> Exercise
Among the entries below, please show each line that carries the word "IMapperConfigurationExpression".

>>>>

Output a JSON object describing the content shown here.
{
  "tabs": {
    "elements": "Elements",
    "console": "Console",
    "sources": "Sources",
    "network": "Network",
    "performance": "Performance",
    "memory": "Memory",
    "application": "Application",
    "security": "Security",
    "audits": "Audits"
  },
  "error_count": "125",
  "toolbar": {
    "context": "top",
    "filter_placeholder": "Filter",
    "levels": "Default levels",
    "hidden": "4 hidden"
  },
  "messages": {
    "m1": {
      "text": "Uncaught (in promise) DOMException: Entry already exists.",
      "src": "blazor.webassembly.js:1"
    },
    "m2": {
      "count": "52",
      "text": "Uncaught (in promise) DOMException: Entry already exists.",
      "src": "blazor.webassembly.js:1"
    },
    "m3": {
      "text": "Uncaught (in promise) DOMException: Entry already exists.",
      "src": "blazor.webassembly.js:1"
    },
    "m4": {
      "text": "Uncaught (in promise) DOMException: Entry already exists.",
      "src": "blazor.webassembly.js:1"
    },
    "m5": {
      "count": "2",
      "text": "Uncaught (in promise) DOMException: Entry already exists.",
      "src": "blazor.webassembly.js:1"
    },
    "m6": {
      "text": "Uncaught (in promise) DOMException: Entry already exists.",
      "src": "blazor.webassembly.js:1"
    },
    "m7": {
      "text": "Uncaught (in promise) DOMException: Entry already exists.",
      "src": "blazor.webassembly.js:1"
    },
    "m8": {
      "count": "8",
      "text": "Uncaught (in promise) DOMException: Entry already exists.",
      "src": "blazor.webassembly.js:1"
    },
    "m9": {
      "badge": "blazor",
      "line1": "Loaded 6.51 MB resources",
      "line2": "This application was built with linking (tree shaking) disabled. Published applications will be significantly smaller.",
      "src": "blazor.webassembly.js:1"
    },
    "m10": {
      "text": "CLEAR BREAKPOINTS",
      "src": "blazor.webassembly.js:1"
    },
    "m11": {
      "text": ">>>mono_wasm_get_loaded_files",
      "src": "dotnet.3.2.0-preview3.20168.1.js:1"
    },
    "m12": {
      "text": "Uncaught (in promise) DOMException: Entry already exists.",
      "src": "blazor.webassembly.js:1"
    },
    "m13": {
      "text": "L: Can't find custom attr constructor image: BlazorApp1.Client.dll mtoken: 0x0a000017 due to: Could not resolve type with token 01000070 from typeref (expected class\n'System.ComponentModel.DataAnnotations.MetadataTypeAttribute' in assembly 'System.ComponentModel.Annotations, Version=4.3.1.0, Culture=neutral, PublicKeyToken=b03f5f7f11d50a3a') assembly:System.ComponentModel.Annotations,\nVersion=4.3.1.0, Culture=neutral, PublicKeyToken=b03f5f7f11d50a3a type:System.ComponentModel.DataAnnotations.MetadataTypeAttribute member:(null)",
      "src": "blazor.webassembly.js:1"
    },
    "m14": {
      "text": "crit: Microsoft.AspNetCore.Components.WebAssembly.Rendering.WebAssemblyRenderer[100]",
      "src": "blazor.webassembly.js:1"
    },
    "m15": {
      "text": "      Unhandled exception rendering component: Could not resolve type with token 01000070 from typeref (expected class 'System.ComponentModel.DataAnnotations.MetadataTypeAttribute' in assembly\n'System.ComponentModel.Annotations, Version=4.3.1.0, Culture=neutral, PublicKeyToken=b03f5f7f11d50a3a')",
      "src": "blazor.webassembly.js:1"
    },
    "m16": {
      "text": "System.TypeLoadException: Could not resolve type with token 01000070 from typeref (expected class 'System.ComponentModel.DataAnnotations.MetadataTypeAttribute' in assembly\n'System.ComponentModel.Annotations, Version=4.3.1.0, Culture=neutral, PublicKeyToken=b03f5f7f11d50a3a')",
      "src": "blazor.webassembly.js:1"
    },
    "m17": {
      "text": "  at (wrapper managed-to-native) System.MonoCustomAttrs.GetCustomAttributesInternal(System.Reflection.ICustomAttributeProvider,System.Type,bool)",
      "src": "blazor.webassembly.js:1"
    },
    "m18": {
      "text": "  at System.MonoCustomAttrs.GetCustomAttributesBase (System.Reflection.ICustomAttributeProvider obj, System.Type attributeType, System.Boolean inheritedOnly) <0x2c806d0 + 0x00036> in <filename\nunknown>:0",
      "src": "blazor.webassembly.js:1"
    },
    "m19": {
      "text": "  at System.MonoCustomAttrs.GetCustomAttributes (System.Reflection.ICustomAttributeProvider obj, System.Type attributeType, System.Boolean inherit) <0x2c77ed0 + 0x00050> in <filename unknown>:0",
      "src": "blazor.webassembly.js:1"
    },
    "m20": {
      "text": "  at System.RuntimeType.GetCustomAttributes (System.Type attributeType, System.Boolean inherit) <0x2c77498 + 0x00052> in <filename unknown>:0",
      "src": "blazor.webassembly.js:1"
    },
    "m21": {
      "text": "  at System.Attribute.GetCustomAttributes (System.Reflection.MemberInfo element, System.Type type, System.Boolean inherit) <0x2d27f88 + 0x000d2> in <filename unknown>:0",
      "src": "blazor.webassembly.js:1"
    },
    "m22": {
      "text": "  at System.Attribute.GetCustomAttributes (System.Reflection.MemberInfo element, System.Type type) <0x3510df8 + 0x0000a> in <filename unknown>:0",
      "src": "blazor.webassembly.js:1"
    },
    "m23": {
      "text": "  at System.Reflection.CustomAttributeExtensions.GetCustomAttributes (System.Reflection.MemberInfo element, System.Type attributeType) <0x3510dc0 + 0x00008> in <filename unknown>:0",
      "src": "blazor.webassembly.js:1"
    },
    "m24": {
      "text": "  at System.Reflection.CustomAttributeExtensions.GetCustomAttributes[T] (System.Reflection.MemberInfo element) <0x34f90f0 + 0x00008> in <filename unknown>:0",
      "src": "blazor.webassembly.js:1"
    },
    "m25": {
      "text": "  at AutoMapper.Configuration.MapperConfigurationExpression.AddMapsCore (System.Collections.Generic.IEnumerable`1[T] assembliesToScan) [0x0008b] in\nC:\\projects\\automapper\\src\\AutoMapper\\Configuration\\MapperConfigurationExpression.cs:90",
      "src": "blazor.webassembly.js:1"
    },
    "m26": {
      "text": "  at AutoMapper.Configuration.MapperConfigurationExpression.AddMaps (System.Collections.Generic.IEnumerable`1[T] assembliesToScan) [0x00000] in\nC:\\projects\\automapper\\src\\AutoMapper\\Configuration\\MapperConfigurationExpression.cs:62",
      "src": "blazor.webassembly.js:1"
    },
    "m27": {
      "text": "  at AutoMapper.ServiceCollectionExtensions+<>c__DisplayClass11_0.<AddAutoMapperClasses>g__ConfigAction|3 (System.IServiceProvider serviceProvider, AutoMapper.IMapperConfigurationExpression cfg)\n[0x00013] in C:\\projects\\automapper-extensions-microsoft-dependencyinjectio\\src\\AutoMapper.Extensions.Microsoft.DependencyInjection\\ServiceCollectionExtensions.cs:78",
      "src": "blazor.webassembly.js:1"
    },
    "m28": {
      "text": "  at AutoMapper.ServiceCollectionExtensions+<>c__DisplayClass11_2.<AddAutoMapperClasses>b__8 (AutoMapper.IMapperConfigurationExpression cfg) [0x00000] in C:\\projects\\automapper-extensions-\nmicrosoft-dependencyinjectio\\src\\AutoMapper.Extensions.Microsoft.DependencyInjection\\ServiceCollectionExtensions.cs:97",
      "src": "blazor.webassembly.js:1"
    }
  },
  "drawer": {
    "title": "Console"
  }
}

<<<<

> Your solution
      "text": "  at AutoMapper.ServiceCollectionExtensions+<>c__DisplayClass11_0.<AddAutoMapperClasses>g__ConfigAction|3 (System.IServiceProvider serviceProvider, AutoMapper.IMapperConfigurationExpression cfg)\n[0x00013] in C:\\projects\\automapper-extensions-microsoft-dependencyinjectio\\src\\AutoMapper.Extensions.Microsoft.DependencyInjection\\ServiceCollectionExtensions.cs:78",
      "text": "  at AutoMapper.ServiceCollectionExtensions+<>c__DisplayClass11_2.<AddAutoMapperClasses>b__8 (AutoMapper.IMapperConfigurationExpression cfg) [0x00000] in C:\\projects\\automapper-extensions-\nmicrosoft-dependencyinjectio\\src\\AutoMapper.Extensions.Microsoft.DependencyInjection\\ServiceCollectionExtensions.cs:97",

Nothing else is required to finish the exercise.